Women like me. They always have. And it’s not a coincidence.
I have spent years perfecting the art of making and maintaining female friendships. It’s not always been easy and I have made many mistakes along the way (sorry again), but I am constantly rewarded by the inspiration, support and community my ladyfriends have to offer. I can’t imagine who I would be today without them, nor do I want to.
So when I hear a woman say that she “doesn’t have any female friends” or that “other girls don’t like her” I call bullshit. Not being able to make or keep female friends means one of two things to me:
- You are acting judgmental, competitive or critical with other women, so they are responding in kind.
- You have been judged, competed with or criticized by women in the past and now you are projecting that trauma onto every new woman you meet.
For women who struggle with these or other challenges, I took the time to compile a few lessons I have learned over the years (usually the hard way) about how to make and keep female friends. Hopefully they will serve you in your path to cultivating the ultimate lady coven of your dreams…
Always ask a woman questions on questions on follow-up questions.
Every time I meet a new woman, especially someone who might have a competitive vibe with me (ie. an exes new girlfriend, a co-worker, etc.) the first thing I do to dispel the weirdness is to get to know her better. I ask about her family and re-use the name of her siblings later in conversation to show that I’ve been listening. I ask about her hobbies and validate them, tell her how much I’ve always wanted to macrame too. I let her share and I hear her.
Always compliment the effort a woman has put into her beauty, not the effortlessness.
No man will ever understand the amount of time and energy that goes into a woman’s beauty regime. So while men will compliment a woman on how “naturally” gorgeous they are, I love complimenting women on the labour that went into looking that way. Her liquid liner. The straightness of her stocking seams. Her blow-dried-then-flat-ironed-then-curled hair.
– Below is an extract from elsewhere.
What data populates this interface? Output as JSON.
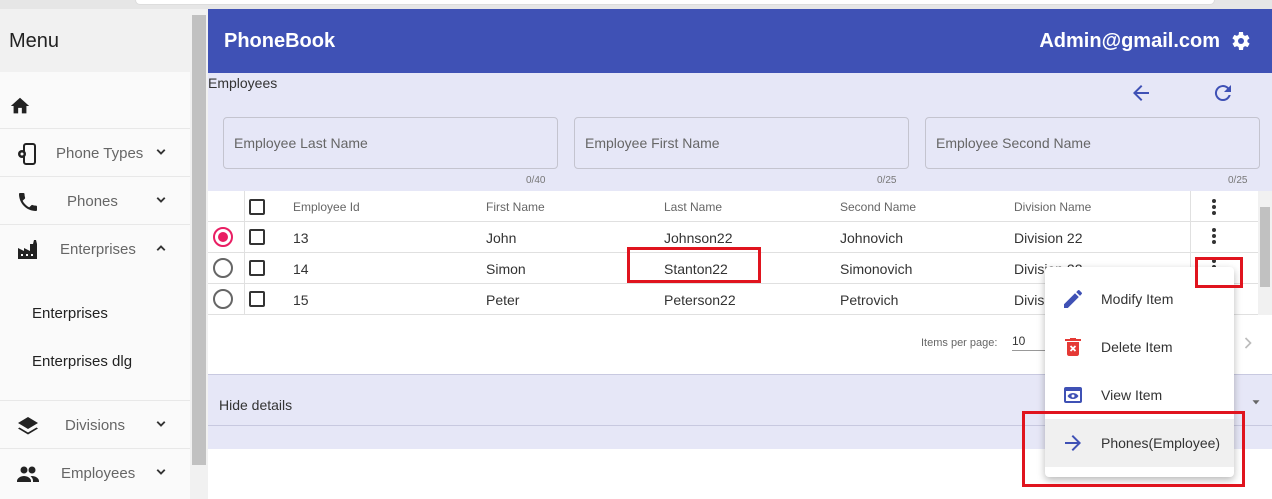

These are the type of compliments that elicit a story, not just a blush and a self-deprecating dodge.
Never talk about food, diets or body issues.
Save these conversations for your therapist or your personal trainer. Your BFF does not want to hear about your new detox diet or how gluten makes you bloated or how you gained 10 lbs in the last 24 hours. Saying any of these things runs the risk of triggering in your friend a negative spiral of self-talk that will cause her to either feel superior or inferior to you (“Why can’t I detox?” “Is gluten the devil?” “Thank god I didn’t gain 10 lbs”, etc.). And nobody wants these kind of competitive, comparative thoughts between friends. AVOID.
Always confront your conflicts directly, grown-ass-woman-style.
It is inevitable that conflict between friends will arise. The challenge when you sense this tension, is to speak it’s name. I like to start by sharing my interpretation of a situation and then asking whether or not my perspective is accurate for her. Eg) “I felt like our texts last night ended abruptly, did I say something that pissed you off?” This gives her the chance to share her perspective while acknowledging the possibility that you may have misinterpreted. In the end, working through conflicts with friends gives you a chance to grow as a human, to become better. If your friends are worthy, they’ll understand that and want to help you be your best self.
Always give your friends specific, positive feedback…because how else will they know?
A while ago I realized that I give my coworkers positive feedback every single day. It’s just part of our working culture to acknowledge and validate each others’ strengths and accomplishments. But I never did this for my friends. So I started. Now I try to tell my friends as often as I can what exactly I think they’re great at, why I think they’re great at it and how their unique skills and assets contribute to my life in a positive way.